Your task
Report every line of the records beneath this task that holds the string "users".

Input records
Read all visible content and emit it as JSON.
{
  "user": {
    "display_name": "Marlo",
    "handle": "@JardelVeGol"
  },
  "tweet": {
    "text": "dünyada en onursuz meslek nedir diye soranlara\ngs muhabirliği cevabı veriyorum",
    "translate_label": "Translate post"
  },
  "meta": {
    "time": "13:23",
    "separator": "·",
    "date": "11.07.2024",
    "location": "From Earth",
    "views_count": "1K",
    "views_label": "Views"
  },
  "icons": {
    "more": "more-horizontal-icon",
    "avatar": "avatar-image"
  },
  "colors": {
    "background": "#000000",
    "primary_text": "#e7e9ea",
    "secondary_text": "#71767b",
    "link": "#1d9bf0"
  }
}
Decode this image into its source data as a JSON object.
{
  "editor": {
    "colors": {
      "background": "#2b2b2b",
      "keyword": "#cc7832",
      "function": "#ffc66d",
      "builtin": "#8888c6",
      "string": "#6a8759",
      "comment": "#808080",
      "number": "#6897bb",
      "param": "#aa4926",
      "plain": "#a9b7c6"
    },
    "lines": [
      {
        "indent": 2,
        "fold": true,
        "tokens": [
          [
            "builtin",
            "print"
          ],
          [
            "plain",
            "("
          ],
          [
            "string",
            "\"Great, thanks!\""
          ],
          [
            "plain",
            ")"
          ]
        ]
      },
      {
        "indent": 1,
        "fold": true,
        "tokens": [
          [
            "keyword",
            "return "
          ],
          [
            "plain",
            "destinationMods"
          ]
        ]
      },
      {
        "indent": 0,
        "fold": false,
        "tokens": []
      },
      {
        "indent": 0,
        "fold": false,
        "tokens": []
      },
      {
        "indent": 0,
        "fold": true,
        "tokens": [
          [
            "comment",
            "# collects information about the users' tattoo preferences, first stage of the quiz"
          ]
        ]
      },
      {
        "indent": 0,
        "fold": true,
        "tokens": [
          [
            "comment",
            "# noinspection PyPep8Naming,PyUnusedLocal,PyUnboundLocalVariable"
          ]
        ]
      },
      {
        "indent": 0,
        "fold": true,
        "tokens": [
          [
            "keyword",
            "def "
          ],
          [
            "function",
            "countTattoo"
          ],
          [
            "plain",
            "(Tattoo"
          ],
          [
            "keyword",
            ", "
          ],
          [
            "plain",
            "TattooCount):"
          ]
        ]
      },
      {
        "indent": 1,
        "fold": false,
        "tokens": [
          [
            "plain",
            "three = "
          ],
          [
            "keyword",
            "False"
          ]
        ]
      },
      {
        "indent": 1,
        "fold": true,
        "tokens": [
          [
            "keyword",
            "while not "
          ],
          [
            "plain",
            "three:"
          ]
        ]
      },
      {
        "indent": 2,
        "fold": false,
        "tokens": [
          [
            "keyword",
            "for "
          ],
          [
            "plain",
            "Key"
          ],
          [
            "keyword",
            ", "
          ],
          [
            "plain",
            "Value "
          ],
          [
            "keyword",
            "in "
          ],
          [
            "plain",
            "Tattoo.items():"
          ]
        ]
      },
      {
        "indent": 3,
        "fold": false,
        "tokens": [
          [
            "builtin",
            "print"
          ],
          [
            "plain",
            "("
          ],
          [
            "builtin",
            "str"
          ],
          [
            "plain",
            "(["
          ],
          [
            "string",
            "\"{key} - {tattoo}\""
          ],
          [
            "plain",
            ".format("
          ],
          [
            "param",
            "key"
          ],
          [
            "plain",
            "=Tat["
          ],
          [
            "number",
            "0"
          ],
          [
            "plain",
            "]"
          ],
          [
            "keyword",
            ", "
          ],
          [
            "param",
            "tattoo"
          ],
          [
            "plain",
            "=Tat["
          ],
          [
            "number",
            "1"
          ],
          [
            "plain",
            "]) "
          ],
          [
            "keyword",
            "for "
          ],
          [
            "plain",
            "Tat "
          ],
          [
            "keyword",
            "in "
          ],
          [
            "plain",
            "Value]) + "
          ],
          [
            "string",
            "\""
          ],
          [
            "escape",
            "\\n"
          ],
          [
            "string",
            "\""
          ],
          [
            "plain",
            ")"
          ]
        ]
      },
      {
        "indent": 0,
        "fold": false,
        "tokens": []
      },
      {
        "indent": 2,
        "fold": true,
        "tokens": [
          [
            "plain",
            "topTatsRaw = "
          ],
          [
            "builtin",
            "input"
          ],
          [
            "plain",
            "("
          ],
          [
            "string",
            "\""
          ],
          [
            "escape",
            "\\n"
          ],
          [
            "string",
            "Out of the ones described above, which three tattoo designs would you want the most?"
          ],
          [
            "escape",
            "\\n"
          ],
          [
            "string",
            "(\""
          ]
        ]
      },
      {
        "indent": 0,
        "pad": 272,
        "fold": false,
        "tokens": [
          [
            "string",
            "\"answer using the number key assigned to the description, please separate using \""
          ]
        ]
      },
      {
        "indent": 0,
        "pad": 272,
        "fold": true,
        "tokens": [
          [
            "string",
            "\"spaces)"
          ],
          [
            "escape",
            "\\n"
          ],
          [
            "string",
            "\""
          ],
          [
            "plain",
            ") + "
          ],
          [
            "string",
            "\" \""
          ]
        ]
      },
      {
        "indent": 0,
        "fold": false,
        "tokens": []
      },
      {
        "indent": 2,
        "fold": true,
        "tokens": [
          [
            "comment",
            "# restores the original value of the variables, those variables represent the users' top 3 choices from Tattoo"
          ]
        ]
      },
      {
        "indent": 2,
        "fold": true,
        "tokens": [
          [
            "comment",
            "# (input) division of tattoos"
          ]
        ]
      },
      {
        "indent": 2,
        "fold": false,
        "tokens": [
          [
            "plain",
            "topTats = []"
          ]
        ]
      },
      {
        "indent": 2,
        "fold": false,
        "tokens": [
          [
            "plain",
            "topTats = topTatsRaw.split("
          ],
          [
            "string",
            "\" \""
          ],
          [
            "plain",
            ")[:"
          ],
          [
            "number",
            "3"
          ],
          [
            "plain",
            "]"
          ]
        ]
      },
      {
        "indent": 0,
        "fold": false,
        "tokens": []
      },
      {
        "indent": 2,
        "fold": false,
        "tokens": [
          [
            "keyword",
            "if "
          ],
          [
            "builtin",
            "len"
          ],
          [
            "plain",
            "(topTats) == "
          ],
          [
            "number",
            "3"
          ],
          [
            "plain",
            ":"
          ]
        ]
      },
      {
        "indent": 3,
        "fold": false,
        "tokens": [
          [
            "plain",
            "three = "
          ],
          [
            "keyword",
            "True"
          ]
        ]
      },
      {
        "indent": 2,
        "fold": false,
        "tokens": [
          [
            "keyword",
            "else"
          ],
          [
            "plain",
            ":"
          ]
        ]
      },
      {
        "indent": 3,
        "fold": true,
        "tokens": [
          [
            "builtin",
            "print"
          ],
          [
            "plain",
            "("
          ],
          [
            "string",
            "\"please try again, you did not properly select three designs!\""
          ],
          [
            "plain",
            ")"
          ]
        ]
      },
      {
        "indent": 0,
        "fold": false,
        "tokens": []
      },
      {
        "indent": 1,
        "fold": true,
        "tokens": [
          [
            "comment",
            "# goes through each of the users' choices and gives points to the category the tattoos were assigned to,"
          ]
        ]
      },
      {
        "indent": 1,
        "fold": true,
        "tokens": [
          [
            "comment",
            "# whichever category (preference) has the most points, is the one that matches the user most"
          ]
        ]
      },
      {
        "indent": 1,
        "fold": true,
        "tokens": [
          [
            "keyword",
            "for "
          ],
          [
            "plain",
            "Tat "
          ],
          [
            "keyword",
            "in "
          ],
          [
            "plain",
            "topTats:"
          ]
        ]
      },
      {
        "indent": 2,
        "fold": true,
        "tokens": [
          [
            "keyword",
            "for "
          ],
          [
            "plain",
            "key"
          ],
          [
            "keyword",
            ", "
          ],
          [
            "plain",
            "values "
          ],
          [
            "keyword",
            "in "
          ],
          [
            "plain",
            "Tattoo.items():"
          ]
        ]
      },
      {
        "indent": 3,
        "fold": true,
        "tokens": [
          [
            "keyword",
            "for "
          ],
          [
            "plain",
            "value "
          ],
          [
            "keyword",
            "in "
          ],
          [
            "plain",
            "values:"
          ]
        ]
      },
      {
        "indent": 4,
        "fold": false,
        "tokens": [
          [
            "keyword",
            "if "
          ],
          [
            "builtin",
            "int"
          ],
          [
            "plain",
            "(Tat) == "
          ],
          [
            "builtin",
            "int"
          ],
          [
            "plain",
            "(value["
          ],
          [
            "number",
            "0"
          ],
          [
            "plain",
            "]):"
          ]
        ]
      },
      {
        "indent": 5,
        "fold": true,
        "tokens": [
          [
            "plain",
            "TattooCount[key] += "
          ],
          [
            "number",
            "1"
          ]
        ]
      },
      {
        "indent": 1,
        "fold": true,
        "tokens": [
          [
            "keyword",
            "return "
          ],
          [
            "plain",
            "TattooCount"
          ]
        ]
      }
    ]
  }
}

Task answer
            "# collects information about the users' tattoo preferences, first stage of the quiz"
            "# restores the original value of the variables, those variables represent the users' top 3 choices from Tattoo"
            "# goes through each of the users' choices and gives points to the category the tattoos were assigned to,"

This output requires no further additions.